__Problem to solve__
Set down each entry as it stands. Skip the pictures.
Material shown Start Marker
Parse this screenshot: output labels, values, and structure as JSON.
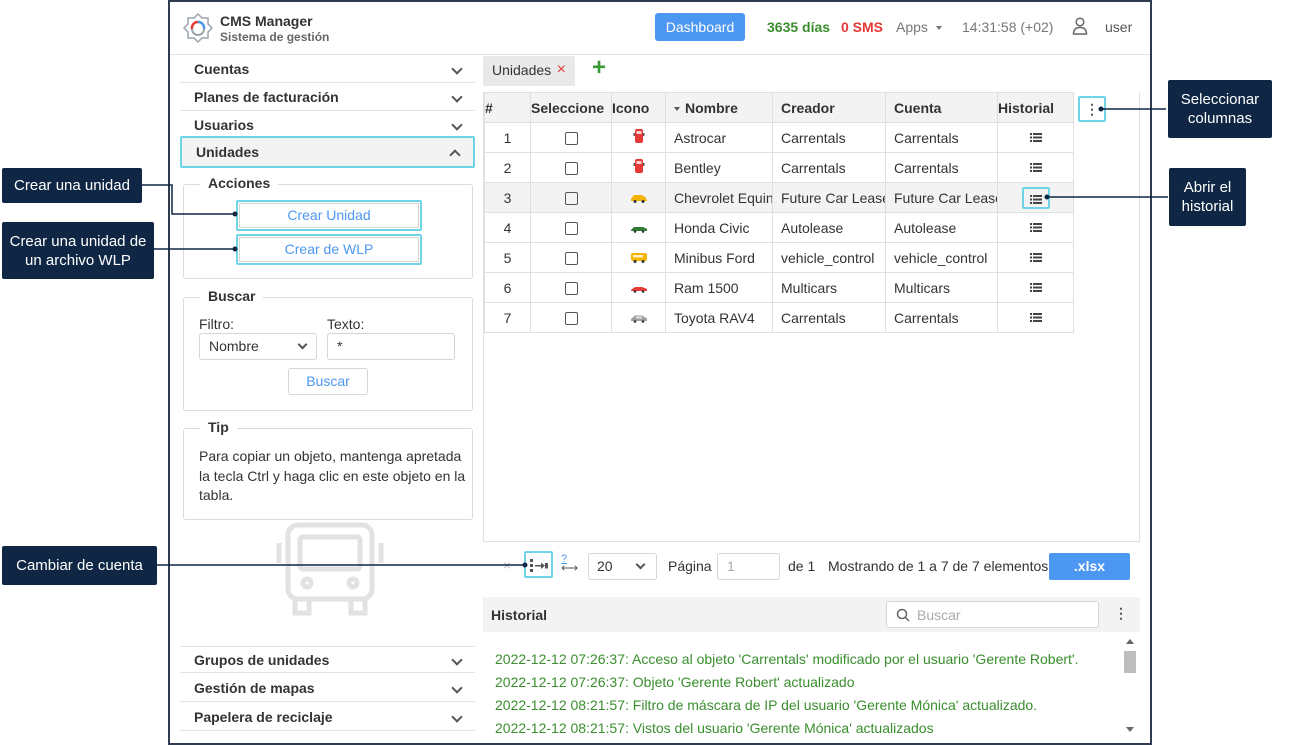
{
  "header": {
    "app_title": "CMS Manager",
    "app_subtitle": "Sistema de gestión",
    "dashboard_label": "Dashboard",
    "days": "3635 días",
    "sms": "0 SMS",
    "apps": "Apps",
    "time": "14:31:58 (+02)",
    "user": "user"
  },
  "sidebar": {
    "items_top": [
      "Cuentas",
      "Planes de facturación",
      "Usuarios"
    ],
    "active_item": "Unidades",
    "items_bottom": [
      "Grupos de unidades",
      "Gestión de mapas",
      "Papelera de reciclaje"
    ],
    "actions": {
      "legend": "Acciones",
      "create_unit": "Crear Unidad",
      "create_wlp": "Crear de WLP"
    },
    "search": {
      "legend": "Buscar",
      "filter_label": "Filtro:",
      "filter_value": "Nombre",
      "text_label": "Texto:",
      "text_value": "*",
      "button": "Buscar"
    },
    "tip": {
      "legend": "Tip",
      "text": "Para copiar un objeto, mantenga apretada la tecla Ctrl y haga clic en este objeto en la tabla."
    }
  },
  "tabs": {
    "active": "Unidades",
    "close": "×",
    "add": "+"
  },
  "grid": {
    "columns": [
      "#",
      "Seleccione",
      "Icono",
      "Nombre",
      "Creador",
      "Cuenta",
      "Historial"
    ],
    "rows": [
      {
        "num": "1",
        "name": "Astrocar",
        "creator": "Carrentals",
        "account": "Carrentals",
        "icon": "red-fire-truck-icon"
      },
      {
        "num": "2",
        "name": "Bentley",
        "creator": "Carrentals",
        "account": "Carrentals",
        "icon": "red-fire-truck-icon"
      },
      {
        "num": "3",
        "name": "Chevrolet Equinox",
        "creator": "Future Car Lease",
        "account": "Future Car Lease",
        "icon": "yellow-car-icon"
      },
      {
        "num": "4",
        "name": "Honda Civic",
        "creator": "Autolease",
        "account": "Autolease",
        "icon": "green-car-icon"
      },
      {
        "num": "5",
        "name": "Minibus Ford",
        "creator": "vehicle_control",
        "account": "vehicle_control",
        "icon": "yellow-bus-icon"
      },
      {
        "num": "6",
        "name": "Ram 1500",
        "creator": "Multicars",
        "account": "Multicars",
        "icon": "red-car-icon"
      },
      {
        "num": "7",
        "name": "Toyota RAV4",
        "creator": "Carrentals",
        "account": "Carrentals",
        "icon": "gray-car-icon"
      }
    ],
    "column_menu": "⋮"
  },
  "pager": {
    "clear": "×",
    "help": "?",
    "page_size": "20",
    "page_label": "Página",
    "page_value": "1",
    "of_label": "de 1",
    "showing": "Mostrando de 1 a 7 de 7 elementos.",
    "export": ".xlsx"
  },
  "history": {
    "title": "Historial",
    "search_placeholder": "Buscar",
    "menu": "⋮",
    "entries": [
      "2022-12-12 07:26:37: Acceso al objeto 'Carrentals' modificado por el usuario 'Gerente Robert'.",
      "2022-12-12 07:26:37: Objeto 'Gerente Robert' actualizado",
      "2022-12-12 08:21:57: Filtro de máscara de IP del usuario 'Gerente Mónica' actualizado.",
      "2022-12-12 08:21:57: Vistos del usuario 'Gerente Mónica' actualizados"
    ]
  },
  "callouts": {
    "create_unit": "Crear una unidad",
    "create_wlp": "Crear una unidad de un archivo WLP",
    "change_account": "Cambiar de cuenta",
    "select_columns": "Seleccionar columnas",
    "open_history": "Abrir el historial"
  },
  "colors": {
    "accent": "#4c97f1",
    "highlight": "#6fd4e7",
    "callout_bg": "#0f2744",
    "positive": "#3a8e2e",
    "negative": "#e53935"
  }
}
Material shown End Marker
__Solution__
Parse this screenshot: output labels, values, and structure as JSON.
{
  "header": {
    "app_title": "CMS Manager",
    "app_subtitle": "Sistema de gestión",
    "dashboard_label": "Dashboard",
    "days": "3635 días",
    "sms": "0 SMS",
    "apps": "Apps",
    "time": "14:31:58 (+02)",
    "user": "user"
  },
  "sidebar": {
    "items_top": [
      "Cuentas",
      "Planes de facturación",
      "Usuarios"
    ],
    "active_item": "Unidades",
    "items_bottom": [
      "Grupos de unidades",
      "Gestión de mapas",
      "Papelera de reciclaje"
    ],
    "actions": {
      "legend": "Acciones",
      "create_unit": "Crear Unidad",
      "create_wlp": "Crear de WLP"
    },
    "search": {
      "legend": "Buscar",
      "filter_label": "Filtro:",
      "filter_value": "Nombre",
      "text_label": "Texto:",
      "text_value": "*",
      "button": "Buscar"
    },
    "tip": {
      "legend": "Tip",
      "text": "Para copiar un objeto, mantenga apretada la tecla Ctrl y haga clic en este objeto en la tabla."
    }
  },
  "tabs": {
    "active": "Unidades",
    "close": "×",
    "add": "+"
  },
  "grid": {
    "columns": [
      "#",
      "Seleccione",
      "Icono",
      "Nombre",
      "Creador",
      "Cuenta",
      "Historial"
    ],
    "rows": [
      {
        "num": "1",
        "name": "Astrocar",
        "creator": "Carrentals",
        "account": "Carrentals",
        "icon": "red-fire-truck-icon"
      },
      {
        "num": "2",
        "name": "Bentley",
        "creator": "Carrentals",
        "account": "Carrentals",
        "icon": "red-fire-truck-icon"
      },
      {
        "num": "3",
        "name": "Chevrolet Equinox",
        "creator": "Future Car Lease",
        "account": "Future Car Lease",
        "icon": "yellow-car-icon"
      },
      {
        "num": "4",
        "name": "Honda Civic",
        "creator": "Autolease",
        "account": "Autolease",
        "icon": "green-car-icon"
      },
      {
        "num": "5",
        "name": "Minibus Ford",
        "creator": "vehicle_control",
        "account": "vehicle_control",
        "icon": "yellow-bus-icon"
      },
      {
        "num": "6",
        "name": "Ram 1500",
        "creator": "Multicars",
        "account": "Multicars",
        "icon": "red-car-icon"
      },
      {
        "num": "7",
        "name": "Toyota RAV4",
        "creator": "Carrentals",
        "account": "Carrentals",
        "icon": "gray-car-icon"
      }
    ],
    "column_menu": "⋮"
  },
  "pager": {
    "clear": "×",
    "help": "?",
    "page_size": "20",
    "page_label": "Página",
    "page_value": "1",
    "of_label": "de 1",
    "showing": "Mostrando de 1 a 7 de 7 elementos.",
    "export": ".xlsx"
  },
  "history": {
    "title": "Historial",
    "search_placeholder": "Buscar",
    "menu": "⋮",
    "entries": [
      "2022-12-12 07:26:37: Acceso al objeto 'Carrentals' modificado por el usuario 'Gerente Robert'.",
      "2022-12-12 07:26:37: Objeto 'Gerente Robert' actualizado",
      "2022-12-12 08:21:57: Filtro de máscara de IP del usuario 'Gerente Mónica' actualizado.",
      "2022-12-12 08:21:57: Vistos del usuario 'Gerente Mónica' actualizados"
    ]
  },
  "callouts": {
    "create_unit": "Crear una unidad",
    "create_wlp": "Crear una unidad de un archivo WLP",
    "change_account": "Cambiar de cuenta",
    "select_columns": "Seleccionar columnas",
    "open_history": "Abrir el historial"
  },
  "colors": {
    "accent": "#4c97f1",
    "highlight": "#6fd4e7",
    "callout_bg": "#0f2744",
    "positive": "#3a8e2e",
    "negative": "#e53935"
  }
}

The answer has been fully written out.